Fred -- Yes, I agree that programming is 90 % thinking. I'm surprised at how many people don't realize that. However, it is news to me if Agile does help anyone program. It seems a mass of status reports and paperwork (mostly on the computer, but same difference), and short meetings which rarely focus on any details or bring up different points of view.
I don't feel that I need a tool to tell me what the application needs to do. I think that common sense, and talking it over with whoever designed the app and the other people on the team (on a regular basis), can do that job. I know that applications should have as few bugs as possible and be easy to use and maintain. Sometimes figuring out how to make that happen is hard, and on a team it's important to pick a good strategy and have everyone stick by it.
I agree that good communication is important. I'm not going to straight up lie about not knowing something. I'm just not going to volunteer something that might make me appear less competent when I'm new at work. Just not smart to do that -- I don't think anyone can fault me for wanting to keep a job. My judgment of humanity is that we are unfairly judgmental towards other people ( ;) ), and I do not want to be judged.
Andrew -- I read the 16-page Scrum book Jeanne linked to. To me, how ideas are implemented are far more important that what they are in the abstract. Agile and other systems might sound great or awful in the abstract, but what really matters is how people actually use them. I don't put any stock in abstractions, buzzwords, corporate philosophies, etc., because most of the time they don't affect what actually happens day-to-day. Just a bunch of pretty words to dress something up. I have simple ideas about what makes a good workplace and a productive workplace -- open communication (which has to come from the top first as a sign of good faith), committed workers, and a willingness to talk about and accept criticism are three things that come to mind.
I'll glance over at the first chapter. And -- this is a promise -- if I do win a book copy I will read the whole thing.

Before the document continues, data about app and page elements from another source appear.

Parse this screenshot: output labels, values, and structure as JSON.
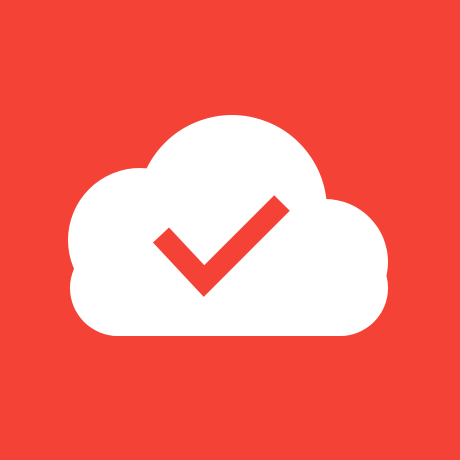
{
  "app_icon": {
    "icon_name": "cloud-check-icon",
    "colors": {
      "background": "#F44336",
      "cloud": "#FFFFFF",
      "checkmark": "#F44336"
    }
  }
}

1) Hm. It's a bit hard for me to separate out company practices and the Agile system since it wasn't explained to me. I feel like we rely too much on applications and virtual documents that are scattered in many places and all have their own logic about them. Learning them all has taken a good deal of time, and I think the tools are too specialized for the work I will be doing. It doesn't seem like there's much freedom yet in the ticket system -- that is, if say one bug is hiding three others, or if a bug and a bunch of other bugs are best dealt with by refactoring a large block of code, I'm uncertain that that would fit neatly in and be accepted. I also think that it's very hard to predict how long some problems will take, and that makes it difficult to be very definite about what will be done in a certain block of time. It's of course necessary to make predictions about what can get done, and without some kind of goal or deadline it'd be too easy for many people to slack off, so I can understand the necessity of structure.

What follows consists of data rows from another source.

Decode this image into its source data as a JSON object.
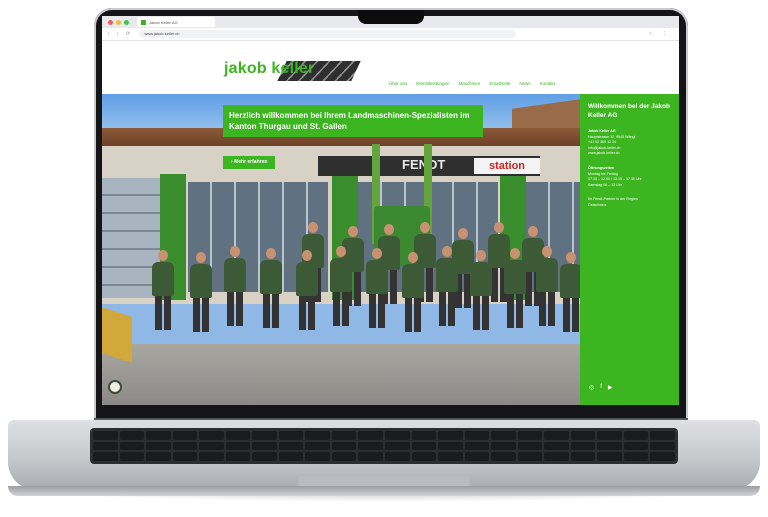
{
  "browser": {
    "tab_title": "Jakob Keller AG",
    "url": "www.jakob-keller.ch",
    "nav_glyphs": "‹ › ⟳",
    "tool_glyphs": "☆ ⋮"
  },
  "logo": {
    "text": "jakob keller"
  },
  "menu": {
    "items": [
      "Über uns",
      "Dienstleistungen",
      "Maschinen",
      "Ersatzteile",
      "News",
      "Kontakt"
    ]
  },
  "hero": {
    "title": "Herzlich willkommen bei Ihrem Landmaschinen-Spezialisten im Kanton Thurgau und St. Gallen",
    "button_label": "Mehr erfahren",
    "sign_brand": "FENDT",
    "sign_station": "station"
  },
  "side_panel": {
    "heading": "Willkommen bei der Jakob Keller AG",
    "contact_title": "Jakob Keller AG",
    "contact_lines": [
      "Hauptstrasse 12, 9545 Wängi",
      "+41 52 369 12 34",
      "info@jakob-keller.ch",
      "www.jakob-keller.ch"
    ],
    "hours_title": "Öffnungszeiten",
    "hours_lines": [
      "Montag bis Freitag",
      "07.30 – 12.00 / 13.15 – 17.30 Uhr",
      "Samstag 08 – 12 Uhr"
    ],
    "note_lines": [
      "Ihr Fendt-Partner in der Region",
      "Ostschweiz"
    ],
    "social_icons": [
      "instagram-icon",
      "facebook-icon",
      "youtube-icon"
    ]
  },
  "colors": {
    "brand_green": "#3cb520",
    "text_on_green": "#ffffff"
  }
}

2) …. I'm the new guy. No. Generally even if I don't like something, I won't say it until I'm completely sure about it, because rushing to judgment is very often a stupid thing to do. I'll still rush to judgment in my head, but I'll hold off on saying anything until I'm very sure, 'cause I know I could be wrong. And in the workplace I'm not going to say anything that's going to get anyone upset, unless there's really no choice and it's part of my job to do it.
3) I read the Scrum guide. I also do my best to understand all the tools and systems I'm supposed to use -- read the tutorials if I have time, or listen if someone is willing to explain it, or google it if I need to. Why I do things -- not exactly sure what you mean. I am at work to do what my boss says. That is what most jobs come down to. If you get really lucky then the job is mostly about doing a job, but that's only if your boss is a good boss and supports you in what you have to do instead of getting in the way. I get the feeling that programming is supposed to be professional job where there's lot of velvet on top of the you-are-at-work-to-do-what-your-boss-says, but really, that's what almost everything is.
I'm not trying to slink or be lazy or anything -- I really would like to do a good job.
4) No TDD -- I almost wish there was though because testing and documentation are an afterthought at best. I know there's supposed to be "continuous integration," which if I understand it right (working to produce software that is incrementally better and more functional) seems like common sense to me. Of course you should run your code all the time to make sure it works; it's nice to do tests on it all the time; and it's easier to fix bugs right when they come up -- so you should always strive for a working piece of software so that you know that your code does what you want it to do. Refactoring -- that might have a different meaning in the Agile world. To me it just means improving code that you already have and that already more-or-less works by doing things like adding documentation, making function/variable names more understandable, getting rid of repetitive code, making code more readable, creating new functions/classes to compartmentalize code better and make it easier to add functions/features or fix bugs, etc. I'm totally behind refactoring and when making a project bigger you have to do it on a continuous basis. Another benefit to refactoring is that you become more familiar with the code base, which makes it easier to use it effectively when adding features.
Jeanne -- Well, I really did owe you more courtesy. Even if I do doubt abstract corporate philosophies, I could have been a bit nicer to someone who thinks the opposite of how I do.